What the exercise asks: Return all the data exactly, keeping the pictures out.

(Excerpts from a dataset)
- - -
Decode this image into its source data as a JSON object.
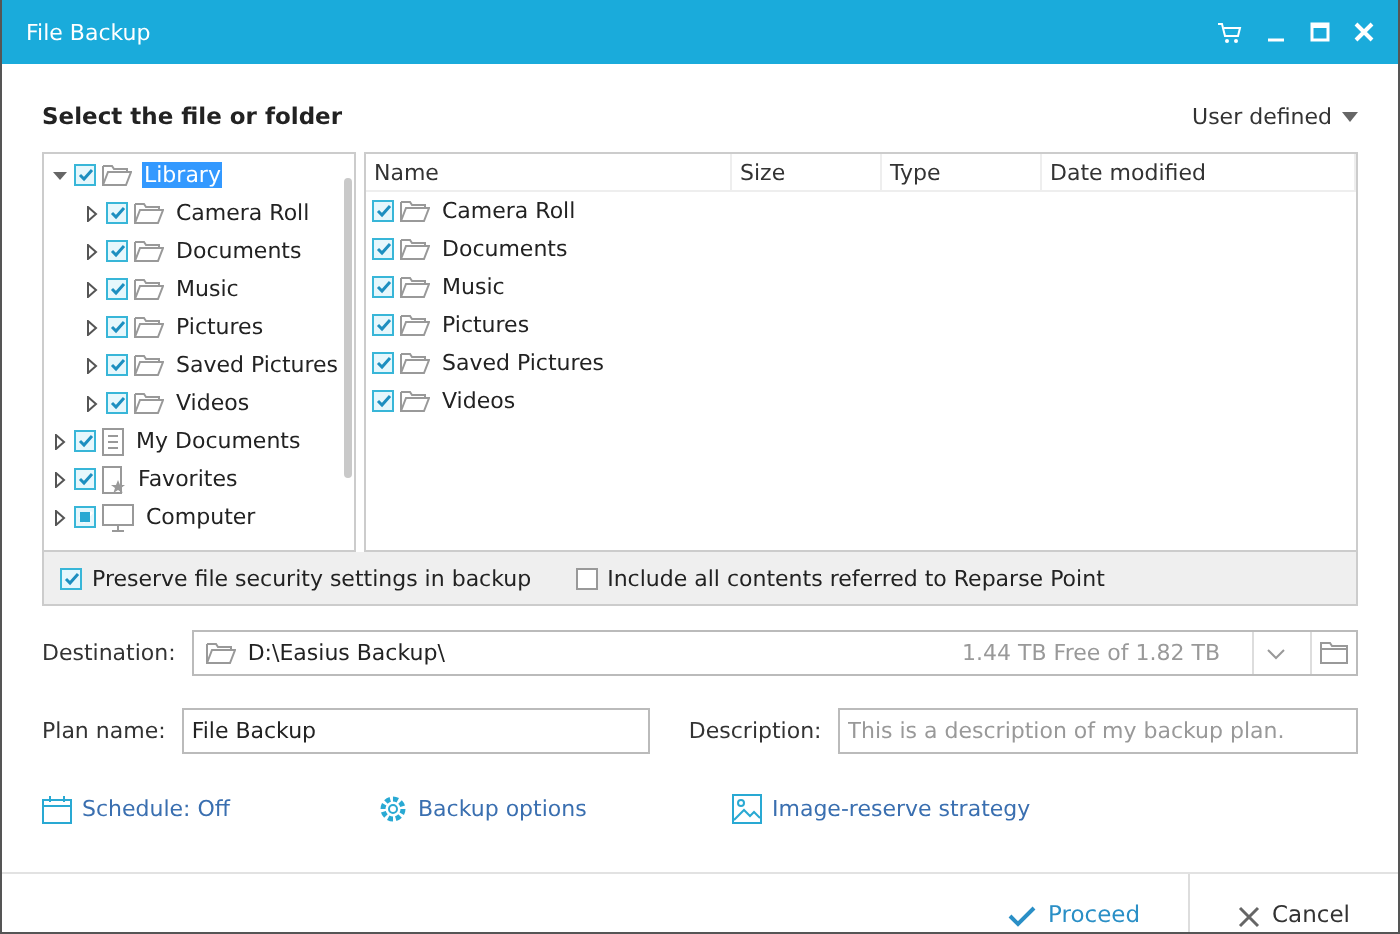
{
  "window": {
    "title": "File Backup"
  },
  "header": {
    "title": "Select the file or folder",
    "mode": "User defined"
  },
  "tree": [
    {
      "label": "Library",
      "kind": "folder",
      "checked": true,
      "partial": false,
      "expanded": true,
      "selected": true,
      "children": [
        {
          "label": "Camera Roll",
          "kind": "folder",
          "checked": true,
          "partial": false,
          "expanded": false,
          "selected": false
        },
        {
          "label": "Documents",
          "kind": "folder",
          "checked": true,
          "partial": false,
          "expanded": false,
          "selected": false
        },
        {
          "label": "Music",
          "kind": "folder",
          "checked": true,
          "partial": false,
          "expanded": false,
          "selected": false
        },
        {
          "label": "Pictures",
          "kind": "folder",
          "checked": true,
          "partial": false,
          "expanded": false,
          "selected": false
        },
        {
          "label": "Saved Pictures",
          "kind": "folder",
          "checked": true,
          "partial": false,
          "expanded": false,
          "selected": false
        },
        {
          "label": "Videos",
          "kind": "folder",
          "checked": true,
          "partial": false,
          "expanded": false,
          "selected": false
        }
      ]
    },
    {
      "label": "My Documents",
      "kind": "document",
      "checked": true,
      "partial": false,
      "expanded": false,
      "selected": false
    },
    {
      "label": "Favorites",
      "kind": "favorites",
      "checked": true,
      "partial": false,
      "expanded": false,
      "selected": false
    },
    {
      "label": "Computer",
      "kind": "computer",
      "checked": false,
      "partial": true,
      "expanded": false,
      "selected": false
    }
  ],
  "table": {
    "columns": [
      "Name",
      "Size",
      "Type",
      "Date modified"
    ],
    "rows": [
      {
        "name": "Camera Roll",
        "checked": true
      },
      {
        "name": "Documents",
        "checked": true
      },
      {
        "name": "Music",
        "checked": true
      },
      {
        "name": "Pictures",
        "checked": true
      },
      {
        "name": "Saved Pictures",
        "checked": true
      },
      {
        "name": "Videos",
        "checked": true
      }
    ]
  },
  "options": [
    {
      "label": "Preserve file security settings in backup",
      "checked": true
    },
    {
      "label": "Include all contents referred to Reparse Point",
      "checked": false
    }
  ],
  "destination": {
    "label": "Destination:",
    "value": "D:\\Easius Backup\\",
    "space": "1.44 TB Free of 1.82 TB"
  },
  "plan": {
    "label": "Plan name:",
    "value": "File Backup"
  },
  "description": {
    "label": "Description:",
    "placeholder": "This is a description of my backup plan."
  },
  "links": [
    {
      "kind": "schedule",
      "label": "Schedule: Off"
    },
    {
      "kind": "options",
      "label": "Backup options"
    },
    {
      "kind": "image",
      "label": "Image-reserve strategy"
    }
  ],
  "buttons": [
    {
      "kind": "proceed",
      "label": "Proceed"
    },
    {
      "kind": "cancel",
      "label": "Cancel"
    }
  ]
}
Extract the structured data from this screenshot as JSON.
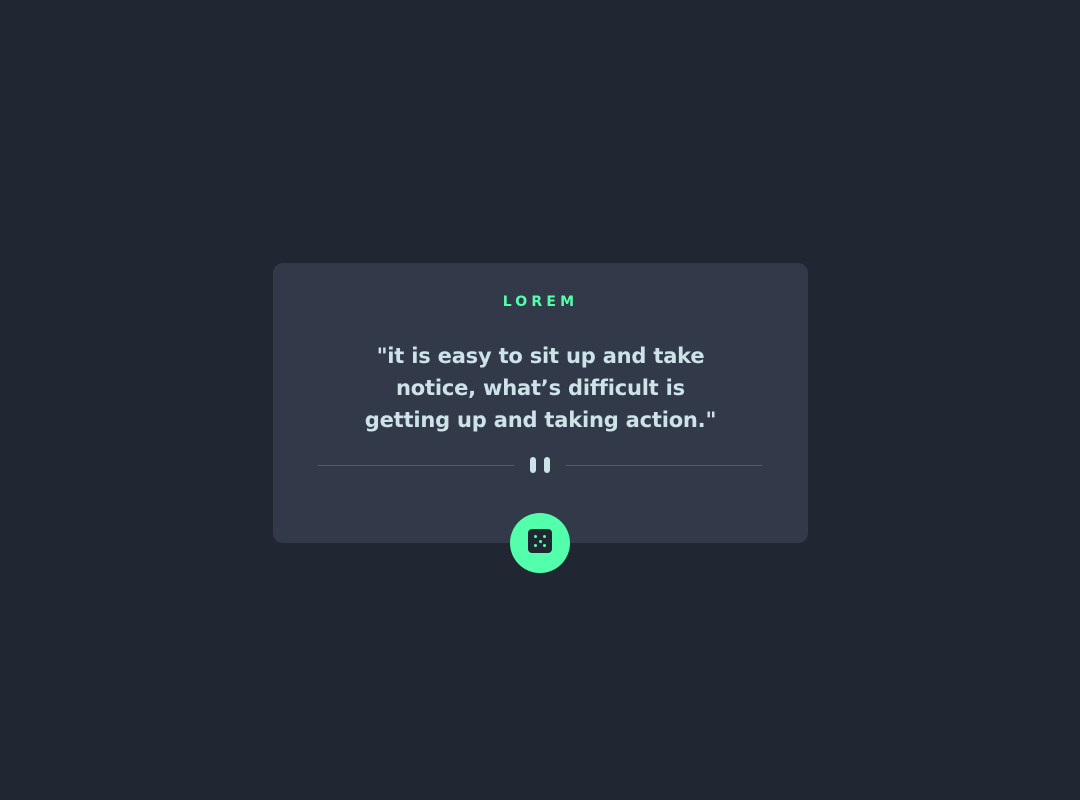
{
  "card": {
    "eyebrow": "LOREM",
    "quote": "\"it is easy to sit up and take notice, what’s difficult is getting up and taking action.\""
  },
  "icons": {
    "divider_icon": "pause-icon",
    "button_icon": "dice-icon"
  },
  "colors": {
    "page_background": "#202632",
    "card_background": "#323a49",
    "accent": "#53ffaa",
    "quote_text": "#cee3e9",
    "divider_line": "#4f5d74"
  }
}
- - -
Result:
Decode this image into its source data as a JSON object.
{
  "window": {
    "title": "File Backup"
  },
  "header": {
    "title": "Select the file or folder",
    "mode": "User defined"
  },
  "tree": [
    {
      "label": "Library",
      "kind": "folder",
      "checked": true,
      "partial": false,
      "expanded": true,
      "selected": true,
      "children": [
        {
          "label": "Camera Roll",
          "kind": "folder",
          "checked": true,
          "partial": false,
          "expanded": false,
          "selected": false
        },
        {
          "label": "Documents",
          "kind": "folder",
          "checked": true,
          "partial": false,
          "expanded": false,
          "selected": false
        },
        {
          "label": "Music",
          "kind": "folder",
          "checked": true,
          "partial": false,
          "expanded": false,
          "selected": false
        },
        {
          "label": "Pictures",
          "kind": "folder",
          "checked": true,
          "partial": false,
          "expanded": false,
          "selected": false
        },
        {
          "label": "Saved Pictures",
          "kind": "folder",
          "checked": true,
          "partial": false,
          "expanded": false,
          "selected": false
        },
        {
          "label": "Videos",
          "kind": "folder",
          "checked": true,
          "partial": false,
          "expanded": false,
          "selected": false
        }
      ]
    },
    {
      "label": "My Documents",
      "kind": "document",
      "checked": true,
      "partial": false,
      "expanded": false,
      "selected": false
    },
    {
      "label": "Favorites",
      "kind": "favorites",
      "checked": true,
      "partial": false,
      "expanded": false,
      "selected": false
    },
    {
      "label": "Computer",
      "kind": "computer",
      "checked": false,
      "partial": true,
      "expanded": false,
      "selected": false
    }
  ],
  "table": {
    "columns": [
      "Name",
      "Size",
      "Type",
      "Date modified"
    ],
    "rows": [
      {
        "name": "Camera Roll",
        "checked": true
      },
      {
        "name": "Documents",
        "checked": true
      },
      {
        "name": "Music",
        "checked": true
      },
      {
        "name": "Pictures",
        "checked": true
      },
      {
        "name": "Saved Pictures",
        "checked": true
      },
      {
        "name": "Videos",
        "checked": true
      }
    ]
  },
  "options": [
    {
      "label": "Preserve file security settings in backup",
      "checked": true
    },
    {
      "label": "Include all contents referred to Reparse Point",
      "checked": false
    }
  ],
  "destination": {
    "label": "Destination:",
    "value": "D:\\Easius Backup\\",
    "space": "1.44 TB Free of 1.82 TB"
  },
  "plan": {
    "label": "Plan name:",
    "value": "File Backup"
  },
  "description": {
    "label": "Description:",
    "placeholder": "This is a description of my backup plan."
  },
  "links": [
    {
      "kind": "schedule",
      "label": "Schedule: Off"
    },
    {
      "kind": "options",
      "label": "Backup options"
    },
    {
      "kind": "image",
      "label": "Image-reserve strategy"
    }
  ],
  "buttons": [
    {
      "kind": "proceed",
      "label": "Proceed"
    },
    {
      "kind": "cancel",
      "label": "Cancel"
    }
  ]
}
Extract the structured data from this screenshot as JSON.
{
  "card": {
    "eyebrow": "LOREM",
    "quote": "\"it is easy to sit up and take notice, what’s difficult is getting up and taking action.\""
  },
  "icons": {
    "divider_icon": "pause-icon",
    "button_icon": "dice-icon"
  },
  "colors": {
    "page_background": "#202632",
    "card_background": "#323a49",
    "accent": "#53ffaa",
    "quote_text": "#cee3e9",
    "divider_line": "#4f5d74"
  }
}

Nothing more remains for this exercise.